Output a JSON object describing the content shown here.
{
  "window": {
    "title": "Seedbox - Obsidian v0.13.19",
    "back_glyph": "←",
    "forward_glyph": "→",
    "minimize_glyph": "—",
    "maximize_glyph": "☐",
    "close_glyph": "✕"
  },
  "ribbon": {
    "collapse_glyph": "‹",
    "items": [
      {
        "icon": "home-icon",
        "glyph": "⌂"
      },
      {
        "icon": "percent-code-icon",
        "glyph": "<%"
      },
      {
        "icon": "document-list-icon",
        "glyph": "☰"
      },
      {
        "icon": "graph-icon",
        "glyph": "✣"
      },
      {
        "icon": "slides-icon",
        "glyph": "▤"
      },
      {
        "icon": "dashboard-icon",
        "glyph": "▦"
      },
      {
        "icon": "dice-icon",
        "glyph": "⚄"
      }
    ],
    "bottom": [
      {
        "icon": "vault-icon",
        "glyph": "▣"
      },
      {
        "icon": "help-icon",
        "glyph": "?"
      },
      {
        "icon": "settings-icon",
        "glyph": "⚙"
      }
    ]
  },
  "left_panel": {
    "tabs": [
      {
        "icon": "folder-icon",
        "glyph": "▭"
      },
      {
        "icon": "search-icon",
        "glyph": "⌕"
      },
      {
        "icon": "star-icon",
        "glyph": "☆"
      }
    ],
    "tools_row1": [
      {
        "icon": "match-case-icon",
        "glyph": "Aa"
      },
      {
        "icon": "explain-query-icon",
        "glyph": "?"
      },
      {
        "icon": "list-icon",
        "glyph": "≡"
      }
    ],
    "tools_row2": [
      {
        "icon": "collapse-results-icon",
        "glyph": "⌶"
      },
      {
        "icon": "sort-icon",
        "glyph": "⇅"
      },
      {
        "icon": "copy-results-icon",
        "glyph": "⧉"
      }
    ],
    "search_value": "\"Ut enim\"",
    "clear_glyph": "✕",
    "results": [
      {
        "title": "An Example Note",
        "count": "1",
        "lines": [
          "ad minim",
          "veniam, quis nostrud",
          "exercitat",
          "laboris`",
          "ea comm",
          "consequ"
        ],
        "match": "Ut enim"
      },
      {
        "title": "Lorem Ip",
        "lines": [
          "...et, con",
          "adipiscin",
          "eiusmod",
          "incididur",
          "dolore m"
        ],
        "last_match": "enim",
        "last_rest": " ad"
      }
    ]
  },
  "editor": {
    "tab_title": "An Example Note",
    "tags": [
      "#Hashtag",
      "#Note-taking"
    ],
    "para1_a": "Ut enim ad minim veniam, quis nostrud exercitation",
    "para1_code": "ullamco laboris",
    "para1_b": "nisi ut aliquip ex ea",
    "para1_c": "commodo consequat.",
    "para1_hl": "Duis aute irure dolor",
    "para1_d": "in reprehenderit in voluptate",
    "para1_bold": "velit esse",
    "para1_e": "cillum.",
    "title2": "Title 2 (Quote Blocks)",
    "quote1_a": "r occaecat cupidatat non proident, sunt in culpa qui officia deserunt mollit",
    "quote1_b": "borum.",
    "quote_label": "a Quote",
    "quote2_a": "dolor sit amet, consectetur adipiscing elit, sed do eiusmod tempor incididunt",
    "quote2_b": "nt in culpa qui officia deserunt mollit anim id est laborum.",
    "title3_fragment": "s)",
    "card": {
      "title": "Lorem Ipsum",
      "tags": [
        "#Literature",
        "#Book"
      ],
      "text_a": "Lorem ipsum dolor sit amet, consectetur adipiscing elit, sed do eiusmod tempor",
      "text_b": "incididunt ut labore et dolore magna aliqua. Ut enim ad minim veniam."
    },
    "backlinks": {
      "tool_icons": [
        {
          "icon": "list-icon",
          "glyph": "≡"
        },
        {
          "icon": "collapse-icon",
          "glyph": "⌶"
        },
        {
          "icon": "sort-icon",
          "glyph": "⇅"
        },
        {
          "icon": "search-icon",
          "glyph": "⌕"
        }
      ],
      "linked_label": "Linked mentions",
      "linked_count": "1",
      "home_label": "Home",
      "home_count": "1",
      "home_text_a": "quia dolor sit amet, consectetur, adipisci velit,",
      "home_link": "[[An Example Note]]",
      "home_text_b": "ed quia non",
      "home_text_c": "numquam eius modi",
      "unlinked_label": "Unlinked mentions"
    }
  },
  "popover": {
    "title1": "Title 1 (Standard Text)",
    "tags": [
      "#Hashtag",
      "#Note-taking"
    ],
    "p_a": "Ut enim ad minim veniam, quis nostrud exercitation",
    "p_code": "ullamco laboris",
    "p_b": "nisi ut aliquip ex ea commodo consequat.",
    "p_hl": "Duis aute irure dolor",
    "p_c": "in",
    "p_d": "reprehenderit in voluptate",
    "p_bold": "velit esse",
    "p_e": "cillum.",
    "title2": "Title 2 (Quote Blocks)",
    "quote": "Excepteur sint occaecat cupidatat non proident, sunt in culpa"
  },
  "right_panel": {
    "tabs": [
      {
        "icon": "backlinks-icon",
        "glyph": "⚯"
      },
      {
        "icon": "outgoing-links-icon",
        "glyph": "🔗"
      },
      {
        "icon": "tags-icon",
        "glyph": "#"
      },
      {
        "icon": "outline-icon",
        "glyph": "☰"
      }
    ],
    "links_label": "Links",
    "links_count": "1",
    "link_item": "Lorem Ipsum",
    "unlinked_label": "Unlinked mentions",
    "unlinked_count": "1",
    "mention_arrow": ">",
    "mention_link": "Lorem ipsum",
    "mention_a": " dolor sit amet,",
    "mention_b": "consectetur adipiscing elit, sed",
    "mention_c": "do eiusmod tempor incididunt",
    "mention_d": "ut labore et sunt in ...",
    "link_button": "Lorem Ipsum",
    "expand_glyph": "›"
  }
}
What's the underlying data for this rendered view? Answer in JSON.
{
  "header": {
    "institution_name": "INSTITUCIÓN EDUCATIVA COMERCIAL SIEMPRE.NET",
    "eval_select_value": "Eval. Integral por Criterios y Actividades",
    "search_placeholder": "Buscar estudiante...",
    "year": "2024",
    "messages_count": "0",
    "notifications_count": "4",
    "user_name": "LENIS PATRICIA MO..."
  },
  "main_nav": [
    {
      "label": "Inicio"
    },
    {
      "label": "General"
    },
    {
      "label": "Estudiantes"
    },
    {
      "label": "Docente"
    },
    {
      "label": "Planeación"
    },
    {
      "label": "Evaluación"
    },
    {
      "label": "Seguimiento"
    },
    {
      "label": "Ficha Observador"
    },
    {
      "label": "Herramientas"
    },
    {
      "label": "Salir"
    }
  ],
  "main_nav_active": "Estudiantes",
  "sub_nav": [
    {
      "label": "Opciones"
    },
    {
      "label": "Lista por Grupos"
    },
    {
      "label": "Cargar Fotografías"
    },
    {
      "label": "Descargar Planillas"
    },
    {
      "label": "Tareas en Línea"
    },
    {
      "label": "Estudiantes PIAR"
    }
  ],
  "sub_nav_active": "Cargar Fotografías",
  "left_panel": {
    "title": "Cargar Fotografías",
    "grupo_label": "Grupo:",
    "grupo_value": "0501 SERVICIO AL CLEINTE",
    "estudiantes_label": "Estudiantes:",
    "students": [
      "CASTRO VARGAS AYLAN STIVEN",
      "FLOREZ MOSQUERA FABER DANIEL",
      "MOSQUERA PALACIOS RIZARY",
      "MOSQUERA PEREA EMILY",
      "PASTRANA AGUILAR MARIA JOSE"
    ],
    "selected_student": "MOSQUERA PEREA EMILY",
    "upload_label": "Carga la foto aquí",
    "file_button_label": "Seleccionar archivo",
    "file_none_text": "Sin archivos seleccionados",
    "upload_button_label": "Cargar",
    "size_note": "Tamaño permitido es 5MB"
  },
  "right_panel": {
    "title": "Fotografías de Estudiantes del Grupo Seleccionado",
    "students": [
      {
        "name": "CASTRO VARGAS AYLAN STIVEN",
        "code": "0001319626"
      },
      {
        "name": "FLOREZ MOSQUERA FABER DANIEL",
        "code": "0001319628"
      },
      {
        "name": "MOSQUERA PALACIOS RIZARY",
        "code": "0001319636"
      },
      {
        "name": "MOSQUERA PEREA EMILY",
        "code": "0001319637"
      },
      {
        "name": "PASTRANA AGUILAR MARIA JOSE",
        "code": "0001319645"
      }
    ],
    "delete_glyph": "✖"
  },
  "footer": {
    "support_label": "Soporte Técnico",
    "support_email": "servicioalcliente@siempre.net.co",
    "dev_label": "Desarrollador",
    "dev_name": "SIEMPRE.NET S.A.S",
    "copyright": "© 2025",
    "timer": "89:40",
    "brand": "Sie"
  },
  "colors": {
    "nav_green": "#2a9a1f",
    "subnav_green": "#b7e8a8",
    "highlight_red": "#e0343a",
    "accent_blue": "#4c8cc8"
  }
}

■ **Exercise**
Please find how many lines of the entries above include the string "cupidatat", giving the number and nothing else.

■ **Finished task**
2